Your podcast content goes far beyond the WWE. Wrestling has grown to the point where local matches are now held to meet the demand to see live events. Do you get requests to talk about and promote the local matches and how do you keep up with it all?

I love independent wrestling. I try to go to a show whenever I get a chance.  I'm currently the Executive Producer of Capitol Wrestling. They do their TV tapings out of Hoboken and Jersey City. It's amazing to see how well run the management is there. From the locker room to the fans everyone has such passion for what they are doing. We recently got TV in the New York Market and over in the UK. The stigma attached to independent pro wrestling promotion is becoming disappearing with companies like Capitol.

What's the biggest misconception about professional wrestling?

I think for a long time people thought that there was no money in Pro Wrestling unless you were under contract with the WWE, but that has changed over the past few years. There are many independent talents out there making a living on their own schedule.

Are female matches as popular as the men?

Women's wrestling has come a long way over the past decade. I wouldn’t say it is as popular, but this year we are going to see the women’s world title match possibly headline Wrestlemania in front of 78,000 people. I think that says a lot about where women’s wrestling is right now

WWE is so controlling of its brand. Are you considered a friend or foe by the WWE?

That depends on the day. There are days that I am on great terms and other days where I get a phone call chewing me out. Generally, we are on a good term with them until we say something that goes against their programming. We have a lot of friends up there and try to never break their trust when it comes to leaking information. We have to be really careful with the things we say, and when we say them.

We're just learning about the long term effects of the physical toll wrestling has on the human body. The movie “The Wrestler” comes to mind when addressing this topic. It's wrestling too brutal on the human body and is the risk vs reward worth it?

We have the expectation that there will be long term health effects with all physical sports. We hear so much now about CTE (Chronic traumatic encephalopathy) in football players, Boxers, and in Pro Wrestlers. The excuse we have heard repeatedly has always been “We didn't know”…How do you not know getting hit in the head repeatedly can cause head trauma and long term damage? That excuse has always been severely flawed to me. With that said, I am glad that we are more aware and are making efforts to limit the amount of damage that is created. The WWE has made a very aggressive effort to limit shots to the head and has been very cautious about putting their talent out there after a concussion or other injuries.

Is there one podcast that stands out to you more than all the other's you've done?

It has to be Mat Men for sure. This was really a hobby that turned into something amazing. The community around the show is what makes it so special to me. I could do this show every single day and not get sick of it.
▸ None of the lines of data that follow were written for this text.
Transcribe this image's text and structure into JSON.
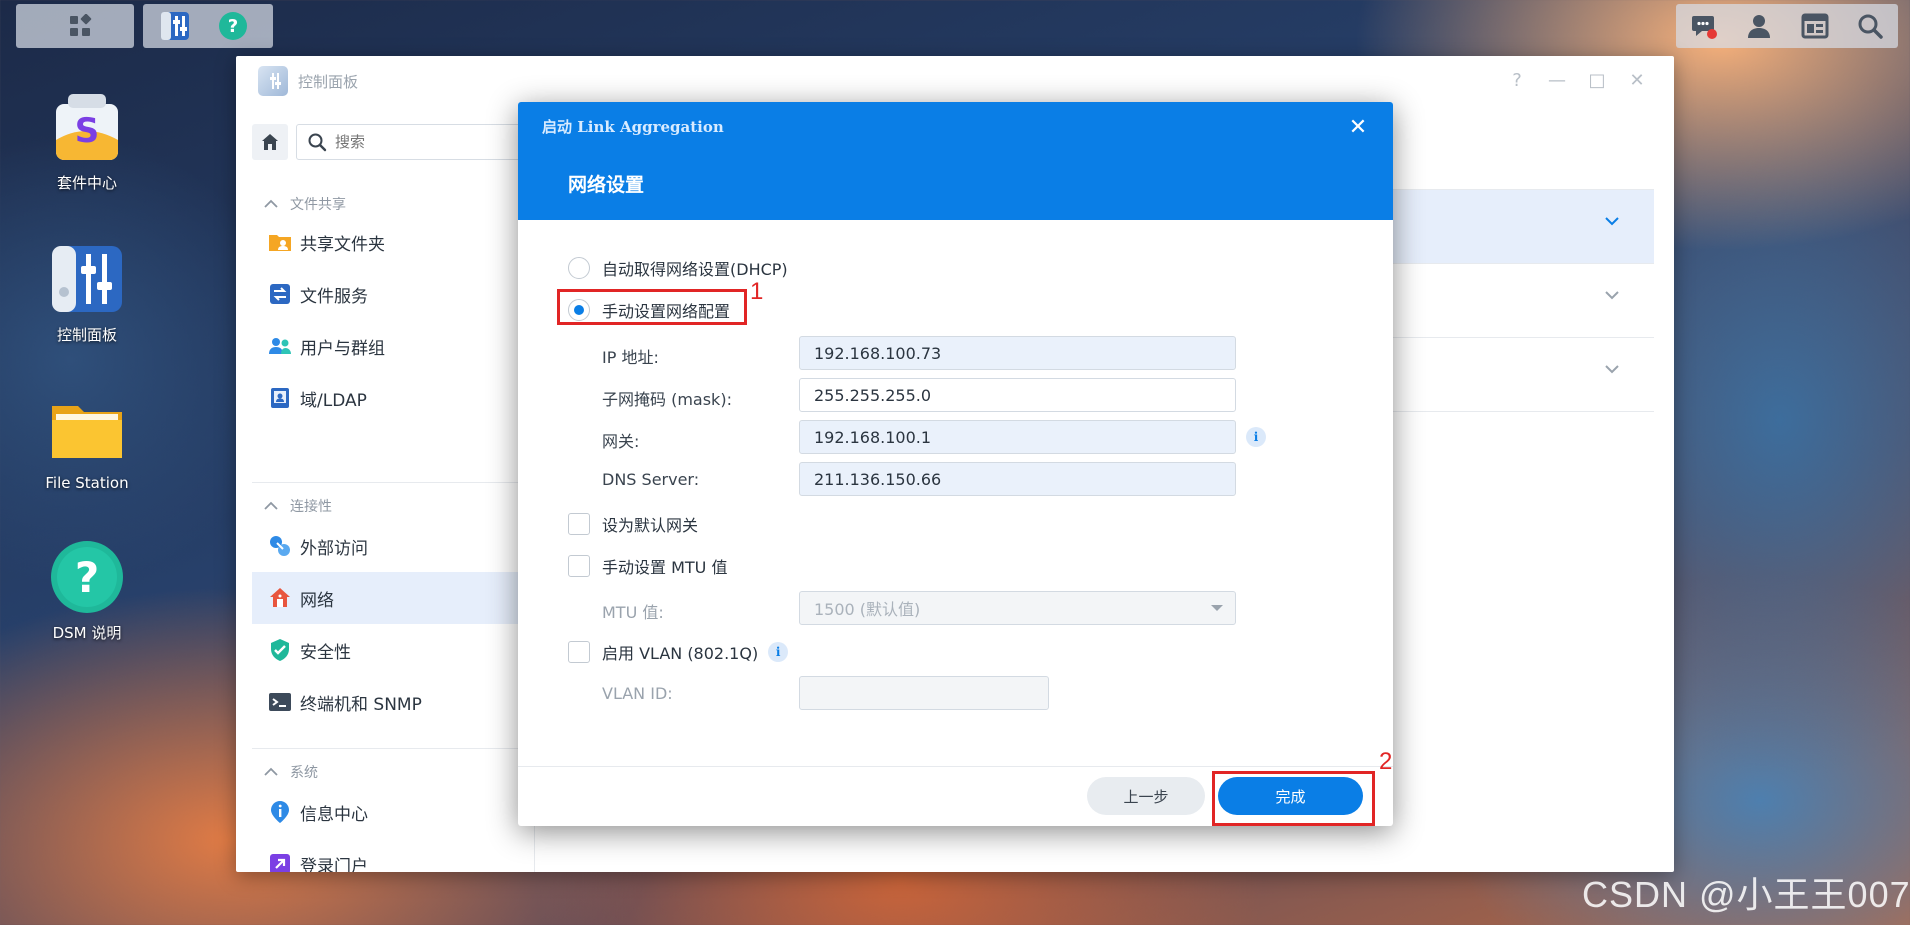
{
  "taskbar": {
    "left_icons": [
      "main-menu-icon"
    ],
    "apps": [
      "control-panel-icon",
      "dsm-help-icon"
    ],
    "right_icons": [
      "notifications-icon",
      "user-icon",
      "widgets-icon",
      "search-icon"
    ]
  },
  "desktop": {
    "icons": [
      {
        "label": "套件中心",
        "icon": "package-center-icon"
      },
      {
        "label": "控制面板",
        "icon": "control-panel-icon"
      },
      {
        "label": "File Station",
        "icon": "file-station-icon"
      },
      {
        "label": "DSM 说明",
        "icon": "dsm-help-icon"
      }
    ]
  },
  "window": {
    "title": "控制面板",
    "controls": [
      "?",
      "—",
      "□",
      "✕"
    ],
    "search_placeholder": "搜索",
    "sections": [
      {
        "title": "文件共享",
        "items": [
          "共享文件夹",
          "文件服务",
          "用户与群组",
          "域/LDAP"
        ]
      },
      {
        "title": "连接性",
        "items": [
          "外部访问",
          "网络",
          "安全性",
          "终端机和 SNMP"
        ]
      },
      {
        "title": "系统",
        "items": [
          "信息中心",
          "登录门户"
        ]
      }
    ],
    "active_item": "网络"
  },
  "dialog": {
    "caption": "启动 Link Aggregation",
    "close": "✕",
    "title": "网络设置",
    "dhcp_label": "自动取得网络设置(DHCP)",
    "manual_label": "手动设置网络配置",
    "ip_label": "IP 地址:",
    "ip_value": "192.168.100.73",
    "mask_label": "子网掩码 (mask):",
    "mask_value": "255.255.255.0",
    "gateway_label": "网关:",
    "gateway_value": "192.168.100.1",
    "dns_label": "DNS Server:",
    "dns_value": "211.136.150.66",
    "default_gw_label": "设为默认网关",
    "mtu_manual_label": "手动设置 MTU 值",
    "mtu_label": "MTU 值:",
    "mtu_value": "1500 (默认值)",
    "vlan_label": "启用 VLAN (802.1Q)",
    "vlan_id_label": "VLAN ID:",
    "vlan_id_value": "",
    "info_glyph": "i",
    "prev_button": "上一步",
    "done_button": "完成"
  },
  "annotations": {
    "one": "1",
    "two": "2"
  },
  "watermark": "CSDN @小王王007",
  "colors": {
    "accent": "#0a7ee6",
    "annotation": "#e12525"
  }
}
Tell us something about you that nobody would believe.

I think you know most of my deep dark secrets Chaunce, but one interesting thing I could share would be that Madonna lived in my house sometime in the early 1980s. The stories that I have been told from neighbors who lived here at that time are insane and probably should never be published.

Finally, if you could change anything about the wrestling as we know it today what would that be?

The real competition to the WWE would be what I would change or see in Pro Wrestling.

Pro Wrestling is in a renaissance era right now. There are so many promotions out there doing amazing things. If you are turned off to the WWE product you now have options. Over the next month or so we are going to see what All Elite Wrestling is all about. If they can land a strong TV deal and be aggressive with the content they are creating you can have a very serious and viable number two promotion in North America. This would be the first time in almost 20 years that we have a serious secondary promotion.

Where can people see your podcast?

We are everywhere podcasts are available. Obviously iTunes and Spotify and Google Music but you can also watch us do the show live every Thursday morning on Youtube if you search for Mat Men Podcast.